Ask the Ethicist: What an
ex-girlfriend taught me
I once dated a woman who was discussing the untimely demise of a friend’s relationship due to infidelity. During that conversation, the kind in which people harshly judge the unfaithful party, she dropped a bomb. She confessed that she always told the truth, but that didn’t mean she had to tell someone everything, just never lie. I imagine you’re saying to yourself “how did you let that one get away?” You may also be protesting at the fine, and self-serving, distinctions she made between the truth and the “whole” truth.
Fast forward 10 years and in the midst of an education day with surgical residents, the issue of the supervision of residents during surgery came up. To my great unease, it became apparent that surgical residents have been left without any direct supervision by senior physicians while operating on patients. The unnerving part of it is that the patients consented to being operated on by residents who were being supervised by an experienced surgeon. As the discussion carried on, some confessed to supervising numerous surgeries – as many as four – at the same time. This is all allowable, in part, because patients “consent” to it. The patients consented to it, I proposed, because what they imagine as supervision was different than what actually happens.
In common conversation, we use “truthfulness,” “honesty,” “not lying” and “truth” as synonyms. The assumption we make with each one implies the other.
Our common sense of honesty suggests that by telling the truth, I’m being honest and not lying. But the definitions are a little finer than that. Truth is just that – the statement is true and if it is a factual statement, it can be verified. But one could, tell no lies and yet deceive another by leaving certain details out.
When we use the term “honesty” in medical ethics, we speak of sharing the true impressions we have about a patient’s case, but more than that, we speak of the complete impressions we have about that patient’s case. To omit some relevant fact or opinion which is owed to the patient is not technically lying – since everything said is true – but it is deception, which is trying to create a false impression in the patient’s mind, and that is dishonest and unethical.

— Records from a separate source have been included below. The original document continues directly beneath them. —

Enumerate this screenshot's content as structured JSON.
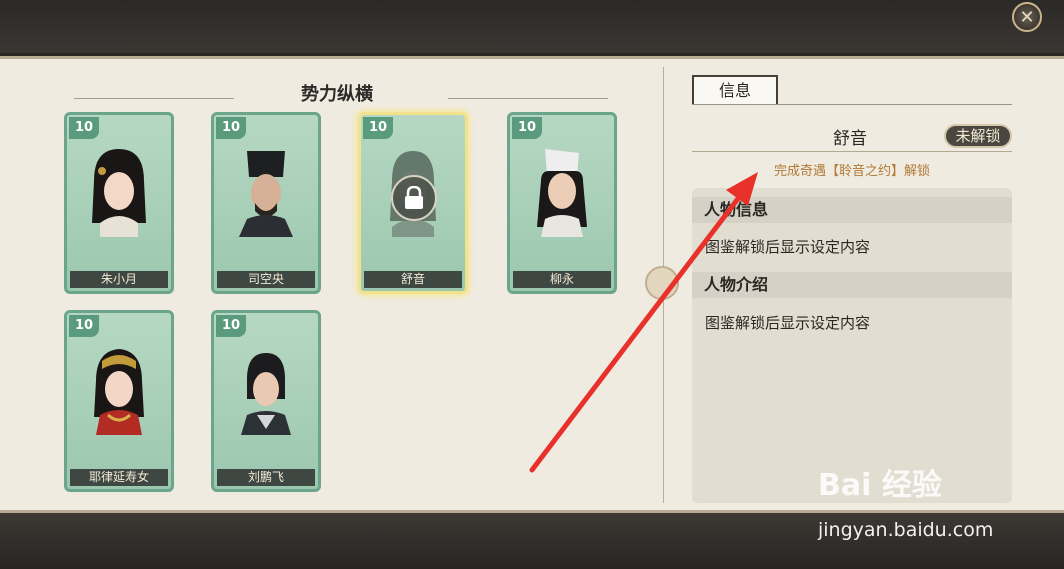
{
  "header": {
    "close_icon": "close-x-icon"
  },
  "section": {
    "title": "势力纵横"
  },
  "cards": [
    {
      "level": "10",
      "name": "朱小月"
    },
    {
      "level": "10",
      "name": "司空央"
    },
    {
      "level": "10",
      "name": "舒音"
    },
    {
      "level": "10",
      "name": "柳永"
    },
    {
      "level": "10",
      "name": "耶律延寿女"
    },
    {
      "level": "10",
      "name": "刘鹏飞"
    }
  ],
  "detail": {
    "tab_label": "信息",
    "char_name": "舒音",
    "status": "未解锁",
    "unlock_hint": "完成奇遇【聆音之约】解锁",
    "sections": [
      {
        "title": "人物信息",
        "body": "图鉴解锁后显示设定内容"
      },
      {
        "title": "人物介绍",
        "body": "图鉴解锁后显示设定内容"
      }
    ]
  },
  "watermark": {
    "brand": "Bai 经验",
    "url": "jingyan.baidu.com"
  },
  "colors": {
    "card_green": "#9cc7af",
    "selected_gold": "#f3e28d",
    "hint_orange": "#b17a35",
    "arrow_red": "#e8312a"
  }
}
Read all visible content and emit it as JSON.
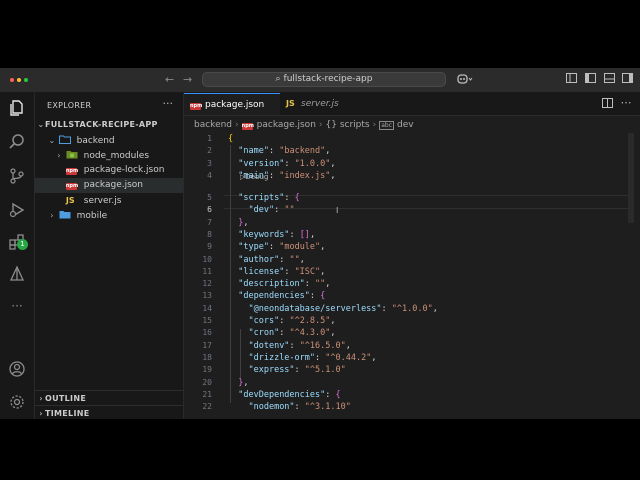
{
  "window": {
    "title": "fullstack-recipe-app",
    "traffic_lights": [
      "#ff5f57",
      "#febc2e",
      "#28c840"
    ]
  },
  "activity_bar": {
    "extensions_badge": "1",
    "icons": [
      "explorer-icon",
      "search-icon",
      "source-control-icon",
      "run-debug-icon",
      "extensions-icon",
      "remote-icon",
      "more-icon",
      "account-icon",
      "settings-gear-icon"
    ]
  },
  "sidebar": {
    "title": "EXPLORER",
    "more": "···",
    "root": "FULLSTACK-RECIPE-APP",
    "tree": [
      {
        "label": "backend",
        "kind": "folder-open",
        "depth": 1,
        "chevron": "⌄"
      },
      {
        "label": "node_modules",
        "kind": "folder-node",
        "depth": 2,
        "chevron": "›"
      },
      {
        "label": "package-lock.json",
        "kind": "npm",
        "depth": 2,
        "chevron": ""
      },
      {
        "label": "package.json",
        "kind": "npm",
        "depth": 2,
        "chevron": "",
        "selected": true
      },
      {
        "label": "server.js",
        "kind": "js",
        "depth": 2,
        "chevron": ""
      },
      {
        "label": "mobile",
        "kind": "folder",
        "depth": 1,
        "chevron": "›"
      }
    ],
    "outline": "OUTLINE",
    "timeline": "TIMELINE"
  },
  "tabs": [
    {
      "label": "package.json",
      "kind": "npm",
      "active": true
    },
    {
      "label": "server.js",
      "kind": "js",
      "active": false
    }
  ],
  "breadcrumb": {
    "folder": "backend",
    "file": "package.json",
    "section": "{} scripts",
    "key": "dev"
  },
  "code_lens": "Debug",
  "code": {
    "line_numbers": [
      "1",
      "2",
      "3",
      "4",
      "5",
      "6",
      "7",
      "8",
      "9",
      "10",
      "11",
      "12",
      "13",
      "14",
      "15",
      "16",
      "17",
      "18",
      "19",
      "20",
      "21",
      "22"
    ],
    "current_line": "6"
  },
  "colors": {
    "accent": "#3794ff",
    "key": "#9cdcfe",
    "string": "#ce9178",
    "npm_red": "#cb3837",
    "js_yellow": "#e8c547",
    "folder_blue": "#4d9de0"
  }
}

Maybe some of you reading this in waiting rooms around Canada are waiting for your own surgery. Ponder this: if the physician tells you that a resident will perform your surgery under his or her supervision, what do you imagine? You’re probably thinking of a hovering senior surgeon watching over a slightly nervous resident, correcting every move and coaching the resident throughout the procedure. The reality is that the supervising physician may be moving between multiple operating theatres at the same time, leaving your surgery for prolonged periods of time. Is that what you imagined? Probably not.
I would suggest that you ask the physician what “supervising” means, and how much in-person guidance will actually be offered. Even surgeons are sometimes vague about describing what “supervision” meant, they can’t lie to you in answering your questions – so ask. Don’t assume that just because your surgeon is a caring, skilled professional with a good reputation doesn’t mean that he or she isn’t going to take calculated risks with your health to manage his or her patient load.
I’m sure someone will email me to say that things are not as bad as all this, but consider this: at one Ontario hospital which I was visiting in the past year, I was reassured that they had recently passed a rule that supervising physicians had to be on hospital grounds while their residents were operating. I can imagine that being supervised from another part of town, the country, or the world, is definitely not what patients have in mind when they are told “supervision.”